This project uses the art of jewelry and photography in a multidisciplinary way to achieve its objectives. I’thandi uses African and Indigenous inspired motifs as the structure for jewellery pieces which enriches the bond and experience of a cohesive community, which together, continuously feel the effects of colonialism. Not only is there a connection through similar life experiences, these communities have a long intertwined heritage. Many share the same lineage that has been lost, forgotten, ignored or suppressed. Setting the remnants of these tickets throughout the negative space within these pieces, demonstrates the delegacy between value, materiality, and oppression. Photographing Black and Indigenous people wearing the finished pieces further shows the literal burdens placed upon each person while navigating this postcolonial environment.

The unjustifiable issuing of parking tickets given out by HRP are perpetuating a cycle of ignorance, and complacency, on a personal and a governmental level.
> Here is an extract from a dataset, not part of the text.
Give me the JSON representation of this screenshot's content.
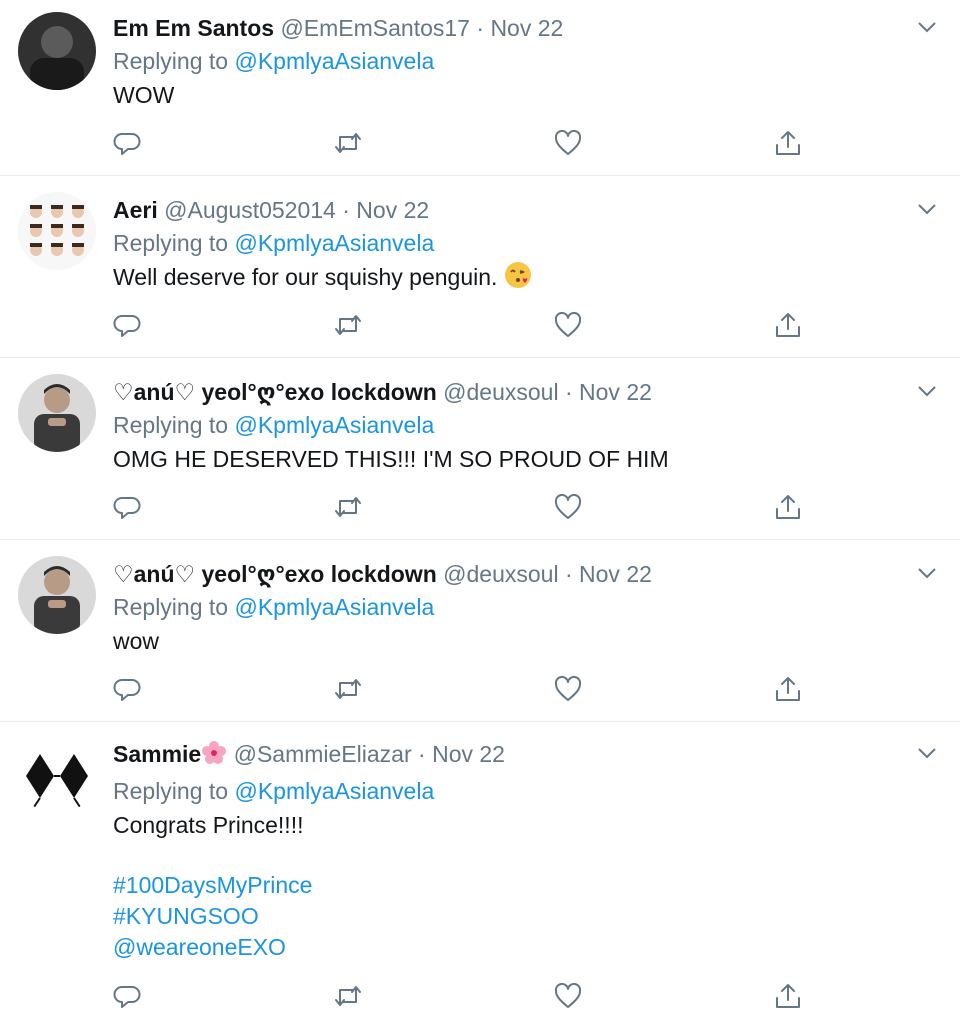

Furthermore, the residual effects perpetuated by this systemic behaviour, without reimbursement, is an affront to the Indigenious and Black communities, many of whom can trace their lineage to the Mi'kmaq First Nations. Their inherent rights as custodians of this unceded territory is a violation of epic proportions. Analyzing the simplest of laws that are currently enforced in a society with a governing force which directly benefits from stolen land, emphasizes how broken our world is. We all need to be awakened from this torporific state and arise with a new vision of governance and policy implementation based on protecting the rights, dignity and well-being of all its citizens, especially those who have been historically disenfranchised through unfair practices and biases predicated on Race and Culture.

Echolocation is very much about navigating within an environment to survive. How is survival achieved if every aspect of the environment has been set up for some to fail and others to succeed? How can one locate themselves in a system that does not provide support? The overburden and knowledge of a government who ignores the real issues that could help eliminate the imbalances in a society that would drastically change the way of life for someone of colour, and many other racialized people, is heavy. Every tool, idea, and expression must be used to break the cycle, and to awaken the activism in collective allies, and those who are socially dormant, from an outdated, antiquated, and inherently corrupt European paradigm.
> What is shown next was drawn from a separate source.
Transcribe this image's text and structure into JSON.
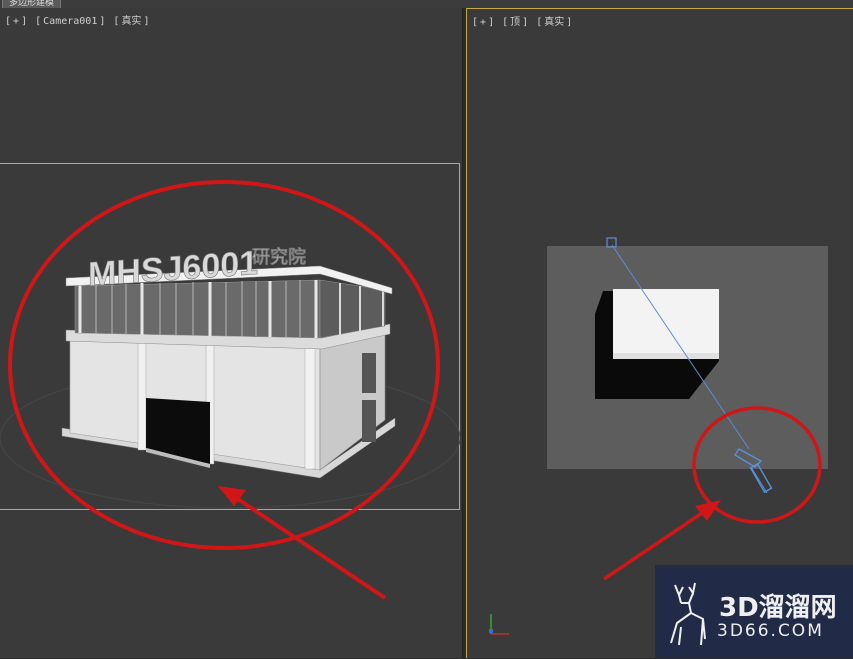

Monday, October 12th Saturday, October 17th
12:00 AM until 12:00 AM
Add to Calendar 10/12/2020 12:00 AM 10/17/2020 12:00 AM America/Halifax Wejku’agamit > Owed

Challenging the systems that continue to oppress the Black and Indigenous People of Mi’kma’ki. “Wejku’agamit > Owed” Examines the racialized issues as a person of colour getting a parking ticket on the unceded Territory of the Mi’kmaq people. This project speaks out about just one system built on an European paradigm that has a distorted perception of itself when it comes to people of color that must be dismantled to achieve true equity... Stolen people do not owe their government for parking on stolen land, in fact, many are due for reparations.

1660 Hollis St
Activism Installation

Location

FBM Architecture (window viewing)

1660 Hollis St

Wheelchair accessible - Outdoor viewing